The United States Holocaust Museum has added its voice to the growing condemnations of Saturday’s deadly protest in Charlottesville, Virginia, asserting that “Neo-Nazism in any form is antithetical to American values and has no place in American society.”
“Holocaust history teaches that the targeting of Jews was central to Nazi racist ideology and that it began with hateful rhetoric,” the museum’s statement continued. “By the end of World War II, the Germans and their collaborators had murdered six millions Jews and millions of other innocent civilians, many of whom were also targeted for racial reasons.”
The Washington, D.C.-based memorial museum went on to express hope that their efforts will encourage both leaders and citizens “worldwide to confront hate, prevent genocide, and promote human dignity.”
The museum’s reproof came one day after white supremacists held a “Unite The Right” rally in Charlottesville.
An Ohio man who’s suspected of driving his car into a crowd of people protesting the event ― an act that killed a 32-year-old woman and injured more than a dozen people ― had earlier in the day been photographed standing with a white supremacist group and holding one of their emblems.
That man, identified by police as 20-year-old James Alex Fields Jr., was recalled by one of his former high school teachers as infatuated with Nazis and Adolf Hitler.
President Donald Trump personally addressed the day’s violence but refused to criticize the white supremacist groups.
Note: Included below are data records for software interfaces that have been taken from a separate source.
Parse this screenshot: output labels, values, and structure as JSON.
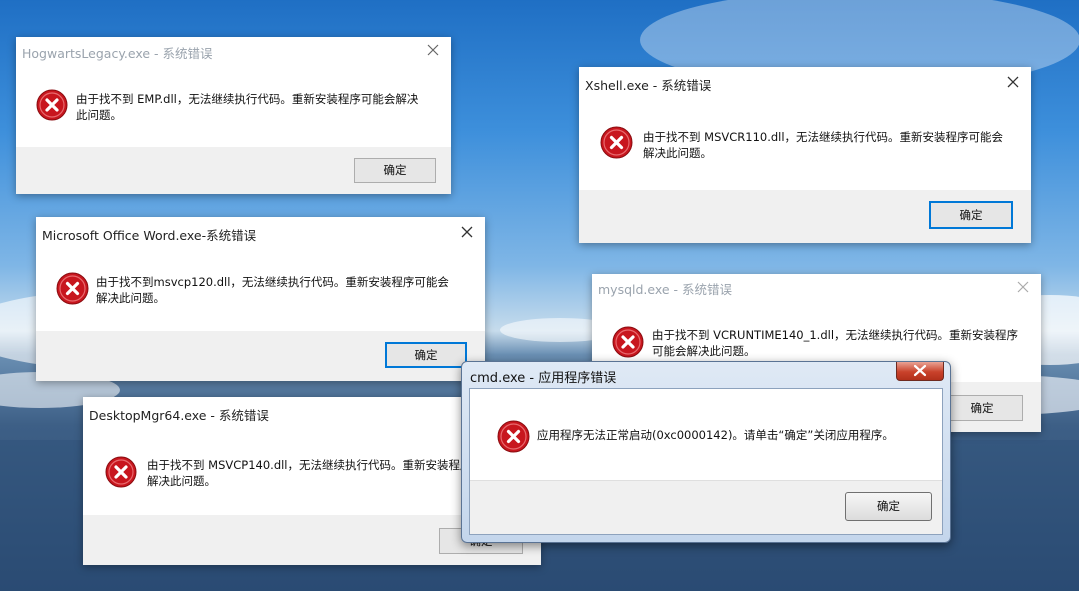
{
  "dialogs": {
    "hogwarts": {
      "title": "HogwartsLegacy.exe - 系统错误",
      "message": "由于找不到 EMP.dll，无法继续执行代码。重新安装程序可能会解决此问题。",
      "ok": "确定"
    },
    "xshell": {
      "title": "Xshell.exe - 系统错误",
      "message": "由于找不到 MSVCR110.dll，无法继续执行代码。重新安装程序可能会解决此问题。",
      "ok": "确定"
    },
    "word": {
      "title": "Microsoft Office Word.exe-系统错误",
      "message": "由于找不到msvcp120.dll，无法继续执行代码。重新安装程序可能会解决此问题。",
      "ok": "确定"
    },
    "mysqld": {
      "title": "mysqld.exe - 系统错误",
      "message": "由于找不到 VCRUNTIME140_1.dll，无法继续执行代码。重新安装程序可能会解决此问题。",
      "ok": "确定"
    },
    "desktopmgr": {
      "title": "DesktopMgr64.exe - 系统错误",
      "message": "由于找不到 MSVCP140.dll，无法继续执行代码。重新安装程序可能会解决此问题。",
      "ok": "确定"
    },
    "cmd": {
      "title": "cmd.exe - 应用程序错误",
      "message": "应用程序无法正常启动(0xc0000142)。请单击“确定”关闭应用程序。",
      "ok": "确定"
    }
  },
  "icons": {
    "error": "error-icon",
    "close": "close-icon"
  },
  "colors": {
    "error_red": "#c8161e",
    "focus_blue": "#0078d7",
    "sky": "#3d8fdb",
    "sea": "#2a4a72"
  }
}
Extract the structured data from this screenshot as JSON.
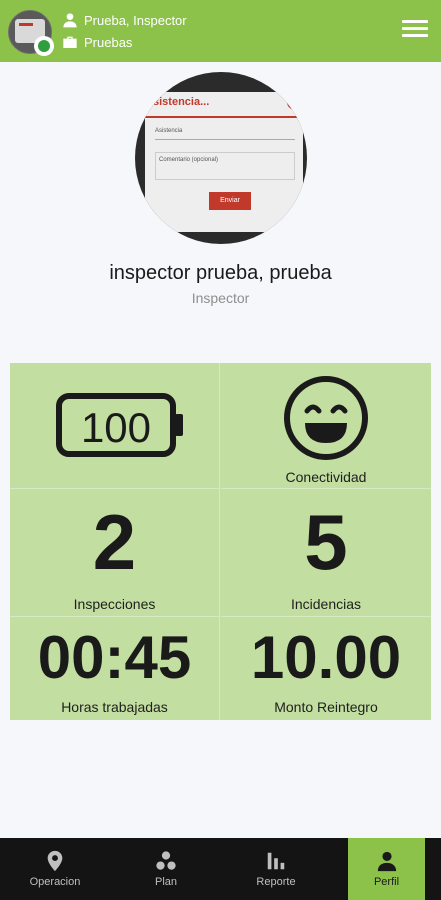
{
  "header": {
    "user_name": "Prueba, Inspector",
    "group": "Pruebas",
    "icons": {
      "user": "person-icon",
      "group": "briefcase-icon",
      "menu": "hamburger-menu-icon"
    }
  },
  "profile": {
    "full_name": "inspector prueba, prueba",
    "role": "Inspector",
    "photo": {
      "title_text": "sistencia...",
      "field_text": "Asistencia",
      "comment_text": "Comentario (opcional)",
      "button_text": "Enviar"
    }
  },
  "stats": {
    "battery": {
      "value": "100",
      "icon": "battery-icon"
    },
    "connectivity": {
      "label": "Conectividad",
      "icon": "smiley-face-icon"
    },
    "inspections": {
      "value": "2",
      "label": "Inspecciones"
    },
    "incidents": {
      "value": "5",
      "label": "Incidencias"
    },
    "hours": {
      "value": "00:45",
      "label": "Horas trabajadas"
    },
    "reimbursement": {
      "value": "10.00",
      "label": "Monto Reintegro"
    }
  },
  "nav": {
    "items": [
      {
        "label": "Operacion",
        "icon": "map-pin-icon"
      },
      {
        "label": "Plan",
        "icon": "dots-cluster-icon"
      },
      {
        "label": "Reporte",
        "icon": "bar-chart-icon"
      },
      {
        "label": "Perfil",
        "icon": "person-icon"
      }
    ],
    "active": "Perfil"
  },
  "colors": {
    "accent": "#8cc14a",
    "grid_bg": "#c2dea0",
    "nav_bg": "#141414",
    "status_online": "#2e9e3f"
  }
}
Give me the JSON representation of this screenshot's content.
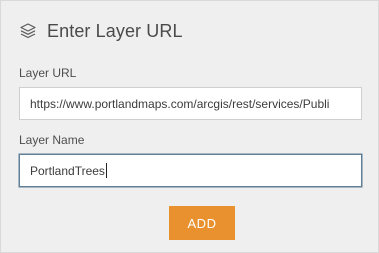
{
  "dialog": {
    "title": "Enter Layer URL",
    "header_icon": "layers-icon"
  },
  "form": {
    "layer_url": {
      "label": "Layer URL",
      "value": "https://www.portlandmaps.com/arcgis/rest/services/Publi"
    },
    "layer_name": {
      "label": "Layer Name",
      "value": "PortlandTrees"
    },
    "add_label": "ADD"
  },
  "colors": {
    "panel_background": "#efefef",
    "accent_button": "#e8912e",
    "focused_border": "#5f7f99"
  }
}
Instead, he blamed the “hatred, bigotry and violence” that he said was seen on “many sides” and urged everyone to come together.
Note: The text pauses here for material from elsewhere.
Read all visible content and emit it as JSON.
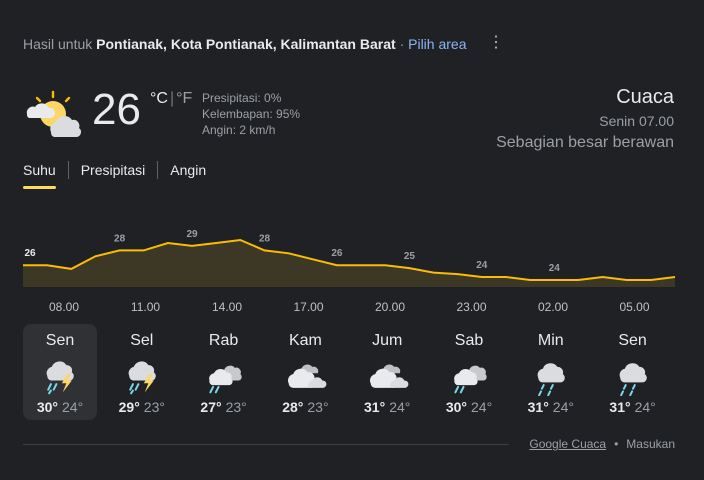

Neo-Nazi website Daily Stormer later praised Trump’s response, declaring: “He loves us all.”